Potential risks of donating blood could include worsening of your disease, depending on what factors set off your lupus flares. If you have fatigue associated with your disease, donating blood could make it worse. It may also exacerbate lupus-related heart issues.

Possible Benefits

Against the risks to weigh are possible benefits.

Due to inflammation in blood vessel walls or through triggering blood clots, lupus may increase the risk of strokes over the long run. Studies have found that people who regularly donate blood have a lower risk of stroke and heart disease.

While you hear more about anemia (low iron levels), iron overload can also be a problem.

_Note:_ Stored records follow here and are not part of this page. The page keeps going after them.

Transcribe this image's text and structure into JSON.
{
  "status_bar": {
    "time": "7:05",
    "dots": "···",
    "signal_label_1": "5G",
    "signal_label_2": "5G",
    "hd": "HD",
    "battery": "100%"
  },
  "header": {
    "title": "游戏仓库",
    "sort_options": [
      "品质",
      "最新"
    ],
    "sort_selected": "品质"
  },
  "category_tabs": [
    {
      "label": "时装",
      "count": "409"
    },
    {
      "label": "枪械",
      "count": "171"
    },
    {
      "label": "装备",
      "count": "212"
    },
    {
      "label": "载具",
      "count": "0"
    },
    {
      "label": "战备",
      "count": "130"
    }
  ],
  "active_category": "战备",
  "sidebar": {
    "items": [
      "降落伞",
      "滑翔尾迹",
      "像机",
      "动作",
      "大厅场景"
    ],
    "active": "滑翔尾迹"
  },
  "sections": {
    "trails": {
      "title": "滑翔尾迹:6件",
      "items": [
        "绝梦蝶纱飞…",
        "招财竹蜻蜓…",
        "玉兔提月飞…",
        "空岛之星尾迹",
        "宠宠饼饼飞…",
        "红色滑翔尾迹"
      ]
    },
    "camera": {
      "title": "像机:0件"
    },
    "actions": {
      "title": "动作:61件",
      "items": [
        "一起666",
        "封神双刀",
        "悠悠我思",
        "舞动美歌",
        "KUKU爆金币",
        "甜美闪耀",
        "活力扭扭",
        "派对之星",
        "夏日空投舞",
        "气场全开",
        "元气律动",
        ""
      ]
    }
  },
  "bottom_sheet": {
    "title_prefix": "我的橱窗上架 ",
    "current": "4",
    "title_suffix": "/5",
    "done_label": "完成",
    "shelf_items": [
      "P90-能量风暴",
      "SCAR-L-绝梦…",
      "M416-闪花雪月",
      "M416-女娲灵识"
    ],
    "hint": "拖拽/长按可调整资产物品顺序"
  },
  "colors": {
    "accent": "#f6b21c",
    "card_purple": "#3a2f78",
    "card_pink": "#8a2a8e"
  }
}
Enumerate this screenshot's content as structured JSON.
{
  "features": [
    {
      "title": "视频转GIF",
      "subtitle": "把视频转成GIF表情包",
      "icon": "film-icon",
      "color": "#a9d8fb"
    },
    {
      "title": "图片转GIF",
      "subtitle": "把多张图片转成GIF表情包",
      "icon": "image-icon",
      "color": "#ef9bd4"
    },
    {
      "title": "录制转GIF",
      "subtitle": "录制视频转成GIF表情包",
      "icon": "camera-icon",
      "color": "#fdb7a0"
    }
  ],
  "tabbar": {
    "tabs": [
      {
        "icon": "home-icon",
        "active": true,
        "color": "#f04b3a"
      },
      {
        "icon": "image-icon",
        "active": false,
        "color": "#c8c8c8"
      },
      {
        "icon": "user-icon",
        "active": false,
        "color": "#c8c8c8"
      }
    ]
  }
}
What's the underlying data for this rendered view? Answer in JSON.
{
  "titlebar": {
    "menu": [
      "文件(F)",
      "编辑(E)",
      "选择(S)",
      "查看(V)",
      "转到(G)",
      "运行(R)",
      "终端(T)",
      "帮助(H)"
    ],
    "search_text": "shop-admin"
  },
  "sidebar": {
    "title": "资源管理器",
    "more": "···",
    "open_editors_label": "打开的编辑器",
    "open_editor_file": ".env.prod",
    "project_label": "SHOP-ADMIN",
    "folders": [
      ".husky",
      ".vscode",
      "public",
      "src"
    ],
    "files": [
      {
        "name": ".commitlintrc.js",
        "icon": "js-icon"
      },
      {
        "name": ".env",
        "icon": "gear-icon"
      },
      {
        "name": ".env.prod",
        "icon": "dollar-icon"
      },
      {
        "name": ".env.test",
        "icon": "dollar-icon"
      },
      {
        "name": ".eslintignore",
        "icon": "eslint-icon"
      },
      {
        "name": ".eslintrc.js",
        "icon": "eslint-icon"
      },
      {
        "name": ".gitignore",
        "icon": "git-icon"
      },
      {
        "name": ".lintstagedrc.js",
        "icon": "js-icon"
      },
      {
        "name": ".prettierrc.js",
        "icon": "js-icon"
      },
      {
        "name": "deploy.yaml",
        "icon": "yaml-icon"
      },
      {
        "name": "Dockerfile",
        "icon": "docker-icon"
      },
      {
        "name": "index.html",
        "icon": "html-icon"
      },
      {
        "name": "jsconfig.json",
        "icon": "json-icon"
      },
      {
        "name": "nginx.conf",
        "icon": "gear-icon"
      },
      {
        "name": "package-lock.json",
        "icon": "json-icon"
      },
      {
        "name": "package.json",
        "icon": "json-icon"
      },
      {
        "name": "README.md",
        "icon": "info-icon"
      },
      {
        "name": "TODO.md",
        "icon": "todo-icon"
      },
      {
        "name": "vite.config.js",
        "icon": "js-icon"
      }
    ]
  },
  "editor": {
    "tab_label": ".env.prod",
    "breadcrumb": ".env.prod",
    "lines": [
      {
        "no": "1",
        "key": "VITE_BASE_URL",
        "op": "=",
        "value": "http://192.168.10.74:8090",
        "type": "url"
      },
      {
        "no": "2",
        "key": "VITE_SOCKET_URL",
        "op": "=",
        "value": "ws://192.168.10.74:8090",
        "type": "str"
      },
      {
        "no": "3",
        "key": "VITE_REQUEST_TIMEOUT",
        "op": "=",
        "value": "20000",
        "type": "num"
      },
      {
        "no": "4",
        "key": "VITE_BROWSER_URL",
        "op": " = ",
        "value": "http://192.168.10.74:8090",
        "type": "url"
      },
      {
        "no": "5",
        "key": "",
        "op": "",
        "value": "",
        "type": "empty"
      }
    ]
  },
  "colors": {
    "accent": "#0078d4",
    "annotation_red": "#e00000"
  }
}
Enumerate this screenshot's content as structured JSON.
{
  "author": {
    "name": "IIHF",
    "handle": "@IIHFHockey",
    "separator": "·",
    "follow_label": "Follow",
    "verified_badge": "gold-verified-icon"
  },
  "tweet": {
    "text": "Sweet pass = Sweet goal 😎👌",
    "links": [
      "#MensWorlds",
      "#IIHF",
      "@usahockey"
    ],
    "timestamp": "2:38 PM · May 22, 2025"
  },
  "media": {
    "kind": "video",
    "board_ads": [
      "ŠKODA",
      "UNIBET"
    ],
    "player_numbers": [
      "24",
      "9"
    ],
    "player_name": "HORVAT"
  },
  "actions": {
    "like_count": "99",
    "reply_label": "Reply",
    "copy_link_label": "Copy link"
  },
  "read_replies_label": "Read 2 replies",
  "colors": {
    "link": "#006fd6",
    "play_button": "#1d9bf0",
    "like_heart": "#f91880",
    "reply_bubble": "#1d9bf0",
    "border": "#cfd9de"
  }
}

In fact, "bloodletting" or regular removal of blood such as with blood donation (therapeutic phlebotomy) is a treatment for those with hemochromatosis.

Making a Decision

If you meet the criteria to donate, talk to your healthcare provider first. Even if you are in remission and your disease is inactive, they may have some specific reasons why you should not donate. If you're disappointed, they will probably have some idea where you can use your desire to help others in a different way.

Before working on behalf of others, however, make sure you are living and coping with your lupus as well as possible. People who take care of themselves first are better able to help others.

A Word From Verywell

If you are able to donate, it is a noble endeavor, as one blood donation can help save up to three lives. According to the Red Cross, every two seconds someone in the U.S. needs blood and only approximately 6.8 million people in the U.S. donate blood a year. There's no blood substitute and donors are the only sources of blood. Donated blood is used not only in emergencies but also for people who have cancer, blood disorders such as anemia, and many other illnesses.

Even so, many organizations do not allow people with lupus to donate, and if they do, the guidelines can significantly limit who may give blood. Unlimited ways of helping others exist, however, including becoming an advocate.

12 Sources
Verywell Health uses only high-quality sources, including peer-reviewed studies, to support the facts within our articles. Read our editorial process to learn more about how we fact-check and keep our content accurate, reliable, and trustworthy.
  1. Memorial Sloan Kettering Cancer Center. Medical conditions affecting donation.

  2. American Red Cross. Eligibility criteria--alphabetical.

  3. Australian Red Cross. I have lupus (systemic lupus erythematosus). Can I donate? 

  4. U.S. Food and Drug Administration. Important Information for Potential Donors of Blood and Blood Products.

  5. Figueiredo MS. Anemia and the blood donor. Rev Bras Hematol Hemoter. 2012;34(5):328-329. PMID: 23125537

  6. Memorial Sloan Kettering Cancer Center. Medications That May Delay Your Donation.

  7. American Red Cross. Requirements by Donation Type.

  8. UpToDate. Patient education: Blood transfusion and donation (Beyond the Basics).

  9. Ioannidis S, Mavridis M, Mitsias PD. Ischemic stroke as initial manifestation of systemic lupus erythematosus: A case report and review of the literature. eNeurologicalSci. 2018;13:26-30. doi: 10.1016/j.ensci.2018.11.001

  10. New York Presbyterian Health Matters. The Surprising Health Benefits of Donating Blood.

  11. Bolann BJ, Distante S, Mørkrid L, Ulvik RJ. Bloodletting therapy in hemochromatosis: Does it affect trace element homeostasis? Journal of Trace Elements in Medicine and Biology. 2015;31:225-229. doi: 10.1016/j.jtemb.2014.07.021

  12. American Red Cross. Importance of the Blood Supply.

Additional Reading

By Jeri Jewett-Tennant, MPH
Jeri Jewett-Tennant, MPH, is a medical writer and program development manager at the Center for Reducing Health Disparities.